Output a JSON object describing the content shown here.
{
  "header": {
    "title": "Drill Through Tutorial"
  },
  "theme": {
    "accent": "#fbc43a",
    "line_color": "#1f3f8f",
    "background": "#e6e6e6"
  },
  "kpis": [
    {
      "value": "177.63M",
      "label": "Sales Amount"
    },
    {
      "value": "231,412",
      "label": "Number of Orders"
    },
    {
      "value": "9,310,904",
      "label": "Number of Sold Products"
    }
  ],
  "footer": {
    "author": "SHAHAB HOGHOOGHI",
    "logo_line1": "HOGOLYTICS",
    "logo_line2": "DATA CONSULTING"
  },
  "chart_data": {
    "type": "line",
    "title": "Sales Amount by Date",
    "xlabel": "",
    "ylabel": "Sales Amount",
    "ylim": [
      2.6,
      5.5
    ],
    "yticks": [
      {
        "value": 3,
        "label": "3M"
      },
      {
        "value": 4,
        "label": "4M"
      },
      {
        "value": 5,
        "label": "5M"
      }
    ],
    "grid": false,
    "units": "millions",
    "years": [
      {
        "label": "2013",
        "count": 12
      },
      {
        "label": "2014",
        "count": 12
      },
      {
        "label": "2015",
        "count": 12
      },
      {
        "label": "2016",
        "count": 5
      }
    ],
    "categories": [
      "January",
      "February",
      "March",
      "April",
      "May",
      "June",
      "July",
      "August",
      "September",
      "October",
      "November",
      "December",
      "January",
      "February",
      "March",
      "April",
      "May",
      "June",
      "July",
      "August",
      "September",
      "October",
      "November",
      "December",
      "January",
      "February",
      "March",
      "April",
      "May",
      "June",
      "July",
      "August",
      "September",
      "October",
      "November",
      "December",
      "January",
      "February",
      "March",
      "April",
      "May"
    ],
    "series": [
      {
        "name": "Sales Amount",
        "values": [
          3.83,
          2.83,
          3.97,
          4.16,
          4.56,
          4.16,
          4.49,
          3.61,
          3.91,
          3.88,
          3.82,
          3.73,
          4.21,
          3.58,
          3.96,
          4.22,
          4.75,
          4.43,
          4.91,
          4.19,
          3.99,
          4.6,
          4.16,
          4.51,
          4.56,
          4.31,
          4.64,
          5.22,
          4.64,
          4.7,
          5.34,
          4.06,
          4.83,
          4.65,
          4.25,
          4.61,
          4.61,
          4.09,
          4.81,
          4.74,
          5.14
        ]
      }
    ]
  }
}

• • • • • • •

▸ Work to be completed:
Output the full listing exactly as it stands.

▸ Answer for this exercise:
Output a JSON object describing the content shown here.
{
  "header": {
    "title": "Drill Through Tutorial"
  },
  "theme": {
    "accent": "#fbc43a",
    "line_color": "#1f3f8f",
    "background": "#e6e6e6"
  },
  "kpis": [
    {
      "value": "177.63M",
      "label": "Sales Amount"
    },
    {
      "value": "231,412",
      "label": "Number of Orders"
    },
    {
      "value": "9,310,904",
      "label": "Number of Sold Products"
    }
  ],
  "footer": {
    "author": "SHAHAB HOGHOOGHI",
    "logo_line1": "HOGOLYTICS",
    "logo_line2": "DATA CONSULTING"
  },
  "chart_data": {
    "type": "line",
    "title": "Sales Amount by Date",
    "xlabel": "",
    "ylabel": "Sales Amount",
    "ylim": [
      2.6,
      5.5
    ],
    "yticks": [
      {
        "value": 3,
        "label": "3M"
      },
      {
        "value": 4,
        "label": "4M"
      },
      {
        "value": 5,
        "label": "5M"
      }
    ],
    "grid": false,
    "units": "millions",
    "years": [
      {
        "label": "2013",
        "count": 12
      },
      {
        "label": "2014",
        "count": 12
      },
      {
        "label": "2015",
        "count": 12
      },
      {
        "label": "2016",
        "count": 5
      }
    ],
    "categories": [
      "January",
      "February",
      "March",
      "April",
      "May",
      "June",
      "July",
      "August",
      "September",
      "October",
      "November",
      "December",
      "January",
      "February",
      "March",
      "April",
      "May",
      "June",
      "July",
      "August",
      "September",
      "October",
      "November",
      "December",
      "January",
      "February",
      "March",
      "April",
      "May",
      "June",
      "July",
      "August",
      "September",
      "October",
      "November",
      "December",
      "January",
      "February",
      "March",
      "April",
      "May"
    ],
    "series": [
      {
        "name": "Sales Amount",
        "values": [
          3.83,
          2.83,
          3.97,
          4.16,
          4.56,
          4.16,
          4.49,
          3.61,
          3.91,
          3.88,
          3.82,
          3.73,
          4.21,
          3.58,
          3.96,
          4.22,
          4.75,
          4.43,
          4.91,
          4.19,
          3.99,
          4.6,
          4.16,
          4.51,
          4.56,
          4.31,
          4.64,
          5.22,
          4.64,
          4.7,
          5.34,
          4.06,
          4.83,
          4.65,
          4.25,
          4.61,
          4.61,
          4.09,
          4.81,
          4.74,
          5.14
        ]
      }
    ]
  }
}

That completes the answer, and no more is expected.